Words About Music
La Dispute “Rooms of the House”
For post-hardcore fans, Michigan’s La Dispute is either a blessing or a curse. Some praise the poetic narratives the band often crafts, while others see it as pretentious and repetitive. Personally, I love the band. Their 2011 sophomore LP “Wildlife” is a devastating, intense, and emotionally awe-inspiring album filled with charming anecdotes of drive-by shootings, a schizophrenic man stabbing his father, and the deaths of children. The “Will I still get into heaven if I kill myself?” refrain of “King Park” still haunts me to this day. While “Wildlife” dealt with issues that often plague urban families, though, “Rooms of the House” seems to delve more into the suburban aspect of things. Instead of murder and disease we see natural disasters and decaying marriages. “Rooms of the House” seems to revolve around some sort of storm and its recurring effects on different generations of families as time passes. At least that’s what I get from the fragmented narrative.
“Rooms of the House” shares the dramatic intensity of the band’s previous two albums, but they also put quite a bit of focus on the instrumentation. This is the first time that I’ve actually noticed how the bang of the drums and the specific guitar riff clashes so pleasantly with the vocals. The topics at hand may not seem as “serious” as those presented in “Wildlife,” but they sure are presented with such raw, uncompromising ferocity that it’s really hard to view their depiction of divorce as any different than their depictions of murder.
And for those who like all the violence, don’t worry. There’s still plenty in “Rooms of the House.” The twisting of metal and overall horror caused by the storm in the opening song “HUDSONVILLE MI 1956” seems to do lasting damage throughout the entire album. A pregnant woman is nearly killed, cars crash into each other, and a family nearly torn apart forever by this storm. But the storm isn’t the focal point of “Rooms of the House.” The focal point is, of course, lead singer Jordan Dreyer’s unmistakable vocal delivery and his impeccable ability to narrate a story.
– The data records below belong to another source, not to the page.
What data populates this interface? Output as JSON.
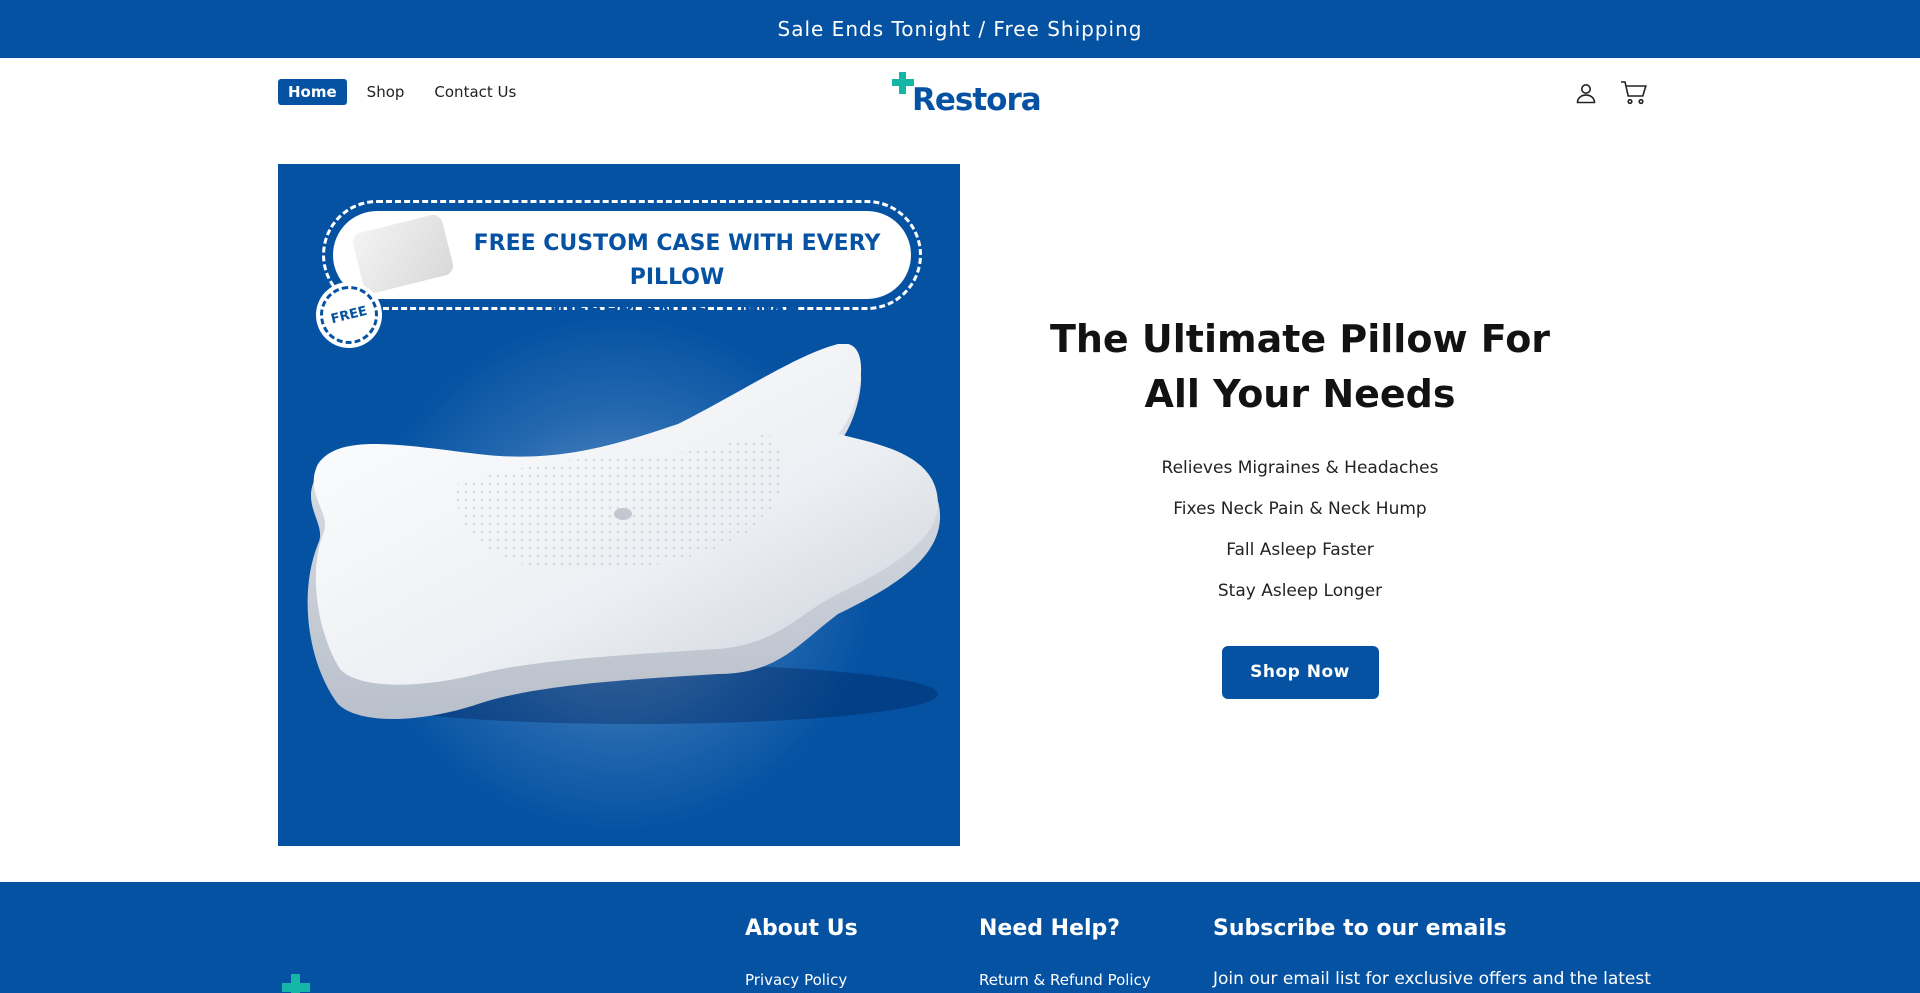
{
  "announcement": "Sale Ends Tonight / Free Shipping",
  "nav": {
    "home": "Home",
    "shop": "Shop",
    "contact": "Contact Us"
  },
  "logo": {
    "text": "Restora"
  },
  "header_icons": {
    "account": "account-icon",
    "cart": "cart-icon"
  },
  "hero": {
    "promo_line1": "FREE CUSTOM CASE WITH EVERY PILLOW",
    "promo_line2": "OFFER ENDS TODAY",
    "badge": "FREE",
    "headline": "The Ultimate Pillow For All Your Needs",
    "benefits": [
      "Relieves Migraines & Headaches",
      "Fixes Neck Pain & Neck Hump",
      "Fall Asleep Faster",
      "Stay Asleep Longer"
    ],
    "cta": "Shop Now"
  },
  "footer": {
    "about_title": "About Us",
    "about_link": "Privacy Policy",
    "help_title": "Need Help?",
    "help_link": "Return & Refund Policy",
    "subscribe_title": "Subscribe to our emails",
    "subscribe_text": "Join our email list for exclusive offers and the latest"
  },
  "colors": {
    "brand_blue": "#0552a3",
    "accent_teal": "#16b6a6"
  }
}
Much like “Wildlife,” “Rooms of the House” is a cathartic experience. However it is also slightly subdued in some places, which makes it not quite as stylistically consistent. This isn’t bad at all to me. In fact it makes the whole thing feel more dramatic in an atmospheric way rather than in an in-your-face-this-is-how-you-should-feel sort of way. All in all, “Rooms of the House” is a bit of a departure from what La Dispute was up to on “Wildlife,” but only enough to give nonbelievers a chance to see them as more than a one trick pony. The music is still brilliantly dramatic and wickedly intense. Also incredibly morbid. It’s not as deathly as Sun Kil Moon’s “Benji,” but it’s a fantastic album from one of post-hardcore’s finest. It’s also super catchy.
SCORE – 8.8
FAVORITE TRACKS – HUDSONVILLE MI 1956, First Reactions After Falling Through the Ice, For Mayor in Splitsville, 35, Stay Happy There, THE CHILD WE LOST 1963, Extraordinary Dinner Party, Objects in Space